- [Exercise] Every entry must be given again exactly as it is written.

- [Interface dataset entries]
▼▼▼

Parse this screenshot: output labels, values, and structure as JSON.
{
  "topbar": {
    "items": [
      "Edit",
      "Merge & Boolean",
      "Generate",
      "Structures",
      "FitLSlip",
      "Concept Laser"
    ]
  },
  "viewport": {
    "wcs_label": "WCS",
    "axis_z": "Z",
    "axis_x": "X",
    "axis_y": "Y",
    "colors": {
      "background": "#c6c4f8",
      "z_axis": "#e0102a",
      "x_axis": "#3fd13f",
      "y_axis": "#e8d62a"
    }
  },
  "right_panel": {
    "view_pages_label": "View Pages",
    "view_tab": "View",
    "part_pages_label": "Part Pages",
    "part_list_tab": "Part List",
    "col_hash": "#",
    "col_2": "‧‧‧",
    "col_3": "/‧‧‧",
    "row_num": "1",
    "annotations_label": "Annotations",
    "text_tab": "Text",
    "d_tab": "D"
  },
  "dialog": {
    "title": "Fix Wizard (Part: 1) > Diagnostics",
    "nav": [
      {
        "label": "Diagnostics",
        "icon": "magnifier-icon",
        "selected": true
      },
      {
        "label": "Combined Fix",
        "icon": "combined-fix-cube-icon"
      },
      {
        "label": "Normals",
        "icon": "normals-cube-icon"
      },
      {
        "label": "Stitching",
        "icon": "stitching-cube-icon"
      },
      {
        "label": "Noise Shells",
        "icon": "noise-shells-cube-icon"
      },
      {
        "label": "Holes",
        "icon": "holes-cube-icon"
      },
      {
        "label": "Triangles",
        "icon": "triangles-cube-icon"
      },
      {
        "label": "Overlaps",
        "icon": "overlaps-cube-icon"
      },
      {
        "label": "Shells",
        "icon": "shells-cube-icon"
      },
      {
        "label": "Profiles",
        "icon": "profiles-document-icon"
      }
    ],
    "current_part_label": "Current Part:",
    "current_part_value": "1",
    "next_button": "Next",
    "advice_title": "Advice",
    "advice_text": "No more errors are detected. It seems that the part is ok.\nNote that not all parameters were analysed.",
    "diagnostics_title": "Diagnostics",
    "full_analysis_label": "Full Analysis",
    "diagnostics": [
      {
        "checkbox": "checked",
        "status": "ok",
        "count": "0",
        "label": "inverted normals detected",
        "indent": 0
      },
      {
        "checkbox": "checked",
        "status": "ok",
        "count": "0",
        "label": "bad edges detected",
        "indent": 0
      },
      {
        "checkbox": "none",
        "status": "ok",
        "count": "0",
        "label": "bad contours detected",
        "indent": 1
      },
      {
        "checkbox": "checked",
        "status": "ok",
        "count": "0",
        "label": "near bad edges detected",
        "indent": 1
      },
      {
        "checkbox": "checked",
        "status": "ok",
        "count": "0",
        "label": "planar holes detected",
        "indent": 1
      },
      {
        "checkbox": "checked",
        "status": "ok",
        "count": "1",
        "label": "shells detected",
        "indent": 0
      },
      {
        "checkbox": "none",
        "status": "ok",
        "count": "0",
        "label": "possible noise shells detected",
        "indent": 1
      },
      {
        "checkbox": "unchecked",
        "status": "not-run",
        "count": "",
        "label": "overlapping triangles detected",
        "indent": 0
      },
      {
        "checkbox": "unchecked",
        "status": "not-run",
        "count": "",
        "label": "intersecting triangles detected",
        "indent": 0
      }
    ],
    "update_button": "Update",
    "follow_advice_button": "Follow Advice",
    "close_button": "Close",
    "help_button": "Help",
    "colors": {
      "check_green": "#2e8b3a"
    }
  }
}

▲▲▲

- [Exercise answer]
Parse this screenshot: output labels, values, and structure as JSON.
{
  "topbar": {
    "items": [
      "Edit",
      "Merge & Boolean",
      "Generate",
      "Structures",
      "FitLSlip",
      "Concept Laser"
    ]
  },
  "viewport": {
    "wcs_label": "WCS",
    "axis_z": "Z",
    "axis_x": "X",
    "axis_y": "Y",
    "colors": {
      "background": "#c6c4f8",
      "z_axis": "#e0102a",
      "x_axis": "#3fd13f",
      "y_axis": "#e8d62a"
    }
  },
  "right_panel": {
    "view_pages_label": "View Pages",
    "view_tab": "View",
    "part_pages_label": "Part Pages",
    "part_list_tab": "Part List",
    "col_hash": "#",
    "col_2": "‧‧‧",
    "col_3": "/‧‧‧",
    "row_num": "1",
    "annotations_label": "Annotations",
    "text_tab": "Text",
    "d_tab": "D"
  },
  "dialog": {
    "title": "Fix Wizard (Part: 1) > Diagnostics",
    "nav": [
      {
        "label": "Diagnostics",
        "icon": "magnifier-icon",
        "selected": true
      },
      {
        "label": "Combined Fix",
        "icon": "combined-fix-cube-icon"
      },
      {
        "label": "Normals",
        "icon": "normals-cube-icon"
      },
      {
        "label": "Stitching",
        "icon": "stitching-cube-icon"
      },
      {
        "label": "Noise Shells",
        "icon": "noise-shells-cube-icon"
      },
      {
        "label": "Holes",
        "icon": "holes-cube-icon"
      },
      {
        "label": "Triangles",
        "icon": "triangles-cube-icon"
      },
      {
        "label": "Overlaps",
        "icon": "overlaps-cube-icon"
      },
      {
        "label": "Shells",
        "icon": "shells-cube-icon"
      },
      {
        "label": "Profiles",
        "icon": "profiles-document-icon"
      }
    ],
    "current_part_label": "Current Part:",
    "current_part_value": "1",
    "next_button": "Next",
    "advice_title": "Advice",
    "advice_text": "No more errors are detected. It seems that the part is ok.\nNote that not all parameters were analysed.",
    "diagnostics_title": "Diagnostics",
    "full_analysis_label": "Full Analysis",
    "diagnostics": [
      {
        "checkbox": "checked",
        "status": "ok",
        "count": "0",
        "label": "inverted normals detected",
        "indent": 0
      },
      {
        "checkbox": "checked",
        "status": "ok",
        "count": "0",
        "label": "bad edges detected",
        "indent": 0
      },
      {
        "checkbox": "none",
        "status": "ok",
        "count": "0",
        "label": "bad contours detected",
        "indent": 1
      },
      {
        "checkbox": "checked",
        "status": "ok",
        "count": "0",
        "label": "near bad edges detected",
        "indent": 1
      },
      {
        "checkbox": "checked",
        "status": "ok",
        "count": "0",
        "label": "planar holes detected",
        "indent": 1
      },
      {
        "checkbox": "checked",
        "status": "ok",
        "count": "1",
        "label": "shells detected",
        "indent": 0
      },
      {
        "checkbox": "none",
        "status": "ok",
        "count": "0",
        "label": "possible noise shells detected",
        "indent": 1
      },
      {
        "checkbox": "unchecked",
        "status": "not-run",
        "count": "",
        "label": "overlapping triangles detected",
        "indent": 0
      },
      {
        "checkbox": "unchecked",
        "status": "not-run",
        "count": "",
        "label": "intersecting triangles detected",
        "indent": 0
      }
    ],
    "update_button": "Update",
    "follow_advice_button": "Follow Advice",
    "close_button": "Close",
    "help_button": "Help",
    "colors": {
      "check_green": "#2e8b3a"
    }
  }
}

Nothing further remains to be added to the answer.